    "Was I saying that?" He thought for a while, trying to remember. Sometimes his brain moved so quickly he lost touch with his thoughts once he'd committed them to speech. Or so he liked to think. He always fancied himself as something special, something exceptional. Others were less charitable and said he talked so much drivel it was no wonder his memory was too embarrassed to store it all.

    "It’s one possibility," he said, regaining his thread. "One of many, I should think. The voyage might have affected John’s higher dimensional abilities - accentuated his telepathic skills, for example. Pendennis might be a receptive, a medium, who can pick up telepathic messages. Or the shift through the dimensions might have ripped at John’s mental fabric - maybe dislodged a bubble of memory so strong that it could exist independent of its owner. Who knows?"

    And what fun it would be to find out. He could see months of research opening out before him, maybe even years, maybe even a new branch of science.

    "And if I could get hold of John Bruce's brain scans, there might be something the SHIFT team overlooked."

    "I don't remember hearing about any other SHIFT missions after John's. Couldn't that be proof that something went wrong?"

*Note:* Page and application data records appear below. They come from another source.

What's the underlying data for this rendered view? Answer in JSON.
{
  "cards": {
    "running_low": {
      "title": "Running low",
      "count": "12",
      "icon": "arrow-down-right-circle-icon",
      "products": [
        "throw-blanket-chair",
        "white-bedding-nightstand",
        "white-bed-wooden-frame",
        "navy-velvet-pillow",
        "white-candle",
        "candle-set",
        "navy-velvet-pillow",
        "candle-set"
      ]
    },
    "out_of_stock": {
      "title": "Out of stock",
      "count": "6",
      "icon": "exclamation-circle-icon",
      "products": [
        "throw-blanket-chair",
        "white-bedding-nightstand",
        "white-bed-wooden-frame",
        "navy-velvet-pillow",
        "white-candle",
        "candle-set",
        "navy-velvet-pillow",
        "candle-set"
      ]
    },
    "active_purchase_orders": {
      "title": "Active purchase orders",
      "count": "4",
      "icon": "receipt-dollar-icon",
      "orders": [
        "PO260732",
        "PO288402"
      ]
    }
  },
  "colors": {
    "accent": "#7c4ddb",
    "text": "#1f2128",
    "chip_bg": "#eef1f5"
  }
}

    "What?" He was half in the room, half racing into the future. "Oh, that. No, that was down to navigation problems. The craft was supposed to slip into the higher dimensions and then return. A short journey just to prove that flight was possible. Trouble was it came back fifty miles away from where it was supposed to. Spectacular sight mind you - one second it was there, hanging in space, a couple of thousand miles above the Earth, then..." He clicked his fingers. "It winked out of existence and reappeared fifty miles to the left."

    "So it did go wrong?"

    "After a fashion. They knew about the navigation error long before John got anywhere near the craft. But it wasn't seen as a problem. You see, they experienced the same magnitude of deflection during the unmanned flights. It was predictable. They didn't know where he was going to reappear but they knew it would be about fifty miles from the start point. And it wasn't as though he was going anywhere. Just nipping into the void and back."

    "Seems one hell of a risk to me."

    "Ah, but you didn't have half of Washington breathing down your neck. SHIFT could have been cancelled if there were any more delays."

    "Still seems a crazy way to run a project."

    "It's a crazy world. Anyway, SHIFT's on hold now until they sort the navigation problem out. No point venturing to the stars if you can't find your way back, is there?" He paused, thinking. Then smiled. "I don't know though. It does have that certain appeal, doesn't it?"

    "So SHIFT was cancelled after all?"

    "No, not cancelled - put on hold. The funds are still there. If and when they crack the navigation problem"

    "So, what do we do?"

    He didn't answer immediately. He stood, staring vacantly out the window, mulling over the possibilities. What was the best plan of action? Rush off to the States and try to persuade John Bruce to submit to a brain scan? What chance was there of that? And what if the whole thing was a fake? An opportunist telepath reading Louise's mind and regurgitating events for … for what? Attention? Prestige? Some strange twisted plan that might never be fully understood?

    "Tell you what, I'll get in touch with SHIFT and, in the meantime, let's have a look at Mister Pendennis before Ziegler changes his mind."

    "Do I have to be there?"

    "Definitely. If there is a telepathic link between the two of you, end of story. I can calibrate the imagers to pick up even the weakest telepathic bond so there'll be no chance of him faking anything."

    "And if there is no link?"

    "That, Ms. Callander, is when it starts to get interesting."

Home Page Index Page




Previous Page Next Page

Page Counter Image